# Data extract
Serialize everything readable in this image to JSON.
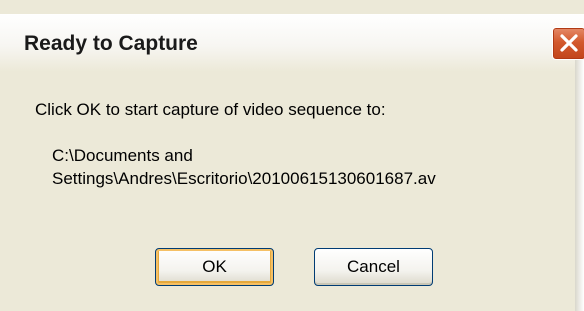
{
  "window": {
    "title": "Ready to Capture"
  },
  "body": {
    "message": "Click OK to start capture of video sequence to:",
    "path_line1": "C:\\Documents and",
    "path_line2": "Settings\\Andres\\Escritorio\\20100615130601687.av"
  },
  "buttons": {
    "ok_label": "OK",
    "cancel_label": "Cancel"
  },
  "icons": {
    "close": "close-icon"
  },
  "colors": {
    "dialog_bg": "#ece9d8",
    "close_button": "#c2441a",
    "button_border": "#003c74",
    "default_focus": "#f5c065"
  }
}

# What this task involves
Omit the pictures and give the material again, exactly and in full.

# Answer to this problem
Serialize everything readable in this image to JSON.
{
  "window": {
    "title": "Ready to Capture"
  },
  "body": {
    "message": "Click OK to start capture of video sequence to:",
    "path_line1": "C:\\Documents and",
    "path_line2": "Settings\\Andres\\Escritorio\\20100615130601687.av"
  },
  "buttons": {
    "ok_label": "OK",
    "cancel_label": "Cancel"
  },
  "icons": {
    "close": "close-icon"
  },
  "colors": {
    "dialog_bg": "#ece9d8",
    "close_button": "#c2441a",
    "button_border": "#003c74",
    "default_focus": "#f5c065"
  }
}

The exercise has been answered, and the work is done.